Taproot welcomes a more metallic flavor

Doug Reed

As hard rock has recently received greater respect in the main-steam music world, bands that were primarily underground for years have surfaced to extend their tragic melodies to an eager audience of new listeners. The metal rock group, Taproot, from Ann Arbor, Mich., was formed in 1997 and has recently released its sophomore album “Welcome” to follow its highly successful 2000 release “Gift.” Bands like Taproot have gained more recognition due to the popular Ozzfest tours over the past few years, which had paved the way for bands like Adema and Mudvayne. Also, new sounds have been born into the hard rock scene – going beyond their predecessors like Metallica and Black Sabbath – which add hints of emotional rock into the mix. It has become common practice in all music genres to borrow certain characteristics from other genres, to experiment instead of repeating others.

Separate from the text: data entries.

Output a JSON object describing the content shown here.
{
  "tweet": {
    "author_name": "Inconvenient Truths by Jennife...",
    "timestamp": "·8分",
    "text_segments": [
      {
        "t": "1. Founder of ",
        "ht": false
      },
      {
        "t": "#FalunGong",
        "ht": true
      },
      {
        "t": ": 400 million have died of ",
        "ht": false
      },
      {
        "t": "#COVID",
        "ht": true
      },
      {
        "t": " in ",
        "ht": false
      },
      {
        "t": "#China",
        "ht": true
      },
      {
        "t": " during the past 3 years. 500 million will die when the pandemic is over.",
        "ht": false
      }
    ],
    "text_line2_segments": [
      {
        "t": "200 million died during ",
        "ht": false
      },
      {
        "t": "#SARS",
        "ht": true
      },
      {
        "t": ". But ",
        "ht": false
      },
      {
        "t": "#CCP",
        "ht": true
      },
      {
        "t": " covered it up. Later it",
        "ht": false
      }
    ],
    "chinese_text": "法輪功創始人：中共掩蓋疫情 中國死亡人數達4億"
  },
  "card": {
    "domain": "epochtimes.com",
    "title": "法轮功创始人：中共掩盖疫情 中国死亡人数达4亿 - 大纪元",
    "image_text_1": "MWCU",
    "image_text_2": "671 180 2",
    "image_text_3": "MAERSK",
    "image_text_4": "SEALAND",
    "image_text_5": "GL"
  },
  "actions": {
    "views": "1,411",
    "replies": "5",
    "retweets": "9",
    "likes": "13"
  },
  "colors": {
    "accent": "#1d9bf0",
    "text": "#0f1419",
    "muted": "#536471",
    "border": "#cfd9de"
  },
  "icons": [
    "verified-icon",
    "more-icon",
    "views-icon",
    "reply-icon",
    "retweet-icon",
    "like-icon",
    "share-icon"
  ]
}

Taproot’s newest album has blended artistic poetry and emotion into aggressive metal riffs that characterize the hard rock world. The band could even be described as intelligent rock, circling self-reflection and discourse through screams and electric guitars. This destroys the stereotype of mindless, dumb and unemotional metal-heads (although I can’t speak for everyone).

But do not confuse the emotional rock of Taproot with other emotionally introverted bands like Dashboard Confessional or the Get Up Kids. The difference that defines the band as “metal” is its disregard for the happy-go-lucky attitude, and it has no fear of being dark or scary (in fact, that’s exactly what it is going for). Taproot, and other hard rock bands, take the road less traveled and choose to reflect the aggressive and alternative quality to human nature — a different approach to commonly shared topics and concerns.

“Welcome” is a roller coaster of melodies, taking a smooth cruise through intros, and rising the speed and aggressive tone to its peak during choruses, and then dropping back to soft voices and light guitar plucks. There is one exception to this rule with the song “Like,” which is the soft song of the album, that is followed by the more upbeat “Dreams.” In a recent review with Rolling Stone, Taproot’s album got overall praise with a few minor criticisms, stating, “Stephen Richards’ ‘me, me, me’ lyrics suggest the band still has some maturing to do.”

Although this may be true with song titles such as “Mine” and “Myself,” I would hardly consider the band immature by any standard, because of the way Taproot reflects deep thought and reflects a variety of rock moods within each song, from soft words to screams.

So who would like Taproot? Well, if you enjoy mainstream bands such as Linkin Park, Papa Roach, Slipknot or KoRn, you may be able to find room in your disk man for Taproot.